Using the records below, report how many lines include "true", and give no more than the number.

--------------------------------------------------

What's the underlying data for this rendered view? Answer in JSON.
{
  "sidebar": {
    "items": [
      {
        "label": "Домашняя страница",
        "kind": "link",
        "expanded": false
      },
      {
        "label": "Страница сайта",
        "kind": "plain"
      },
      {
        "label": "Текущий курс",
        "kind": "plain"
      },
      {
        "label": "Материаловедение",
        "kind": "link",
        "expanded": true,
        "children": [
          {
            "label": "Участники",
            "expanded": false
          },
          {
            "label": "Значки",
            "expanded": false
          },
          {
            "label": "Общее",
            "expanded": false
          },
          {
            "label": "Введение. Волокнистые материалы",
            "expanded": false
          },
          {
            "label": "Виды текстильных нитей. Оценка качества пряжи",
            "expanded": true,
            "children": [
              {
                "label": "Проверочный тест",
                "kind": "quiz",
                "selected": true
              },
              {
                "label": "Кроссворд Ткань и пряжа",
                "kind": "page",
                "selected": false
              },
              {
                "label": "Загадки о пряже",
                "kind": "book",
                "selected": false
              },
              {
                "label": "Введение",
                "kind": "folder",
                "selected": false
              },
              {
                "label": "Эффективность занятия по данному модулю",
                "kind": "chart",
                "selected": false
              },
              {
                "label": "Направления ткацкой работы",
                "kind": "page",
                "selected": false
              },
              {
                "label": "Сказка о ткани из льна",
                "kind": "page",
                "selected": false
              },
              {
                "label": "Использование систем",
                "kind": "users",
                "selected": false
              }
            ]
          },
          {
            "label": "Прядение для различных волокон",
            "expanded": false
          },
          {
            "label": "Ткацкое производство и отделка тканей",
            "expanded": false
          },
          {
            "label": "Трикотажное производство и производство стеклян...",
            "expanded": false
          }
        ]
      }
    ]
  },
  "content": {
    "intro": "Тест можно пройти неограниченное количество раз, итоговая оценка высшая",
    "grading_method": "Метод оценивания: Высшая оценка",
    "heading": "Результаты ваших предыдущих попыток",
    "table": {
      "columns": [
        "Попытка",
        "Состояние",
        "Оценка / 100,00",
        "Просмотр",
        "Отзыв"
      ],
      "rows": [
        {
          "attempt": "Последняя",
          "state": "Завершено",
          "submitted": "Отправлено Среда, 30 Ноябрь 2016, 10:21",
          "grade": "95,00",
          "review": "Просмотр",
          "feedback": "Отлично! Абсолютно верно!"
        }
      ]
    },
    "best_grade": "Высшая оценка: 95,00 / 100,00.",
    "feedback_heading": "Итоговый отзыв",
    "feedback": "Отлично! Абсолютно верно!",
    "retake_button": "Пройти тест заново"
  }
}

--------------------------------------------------

Written solution »
3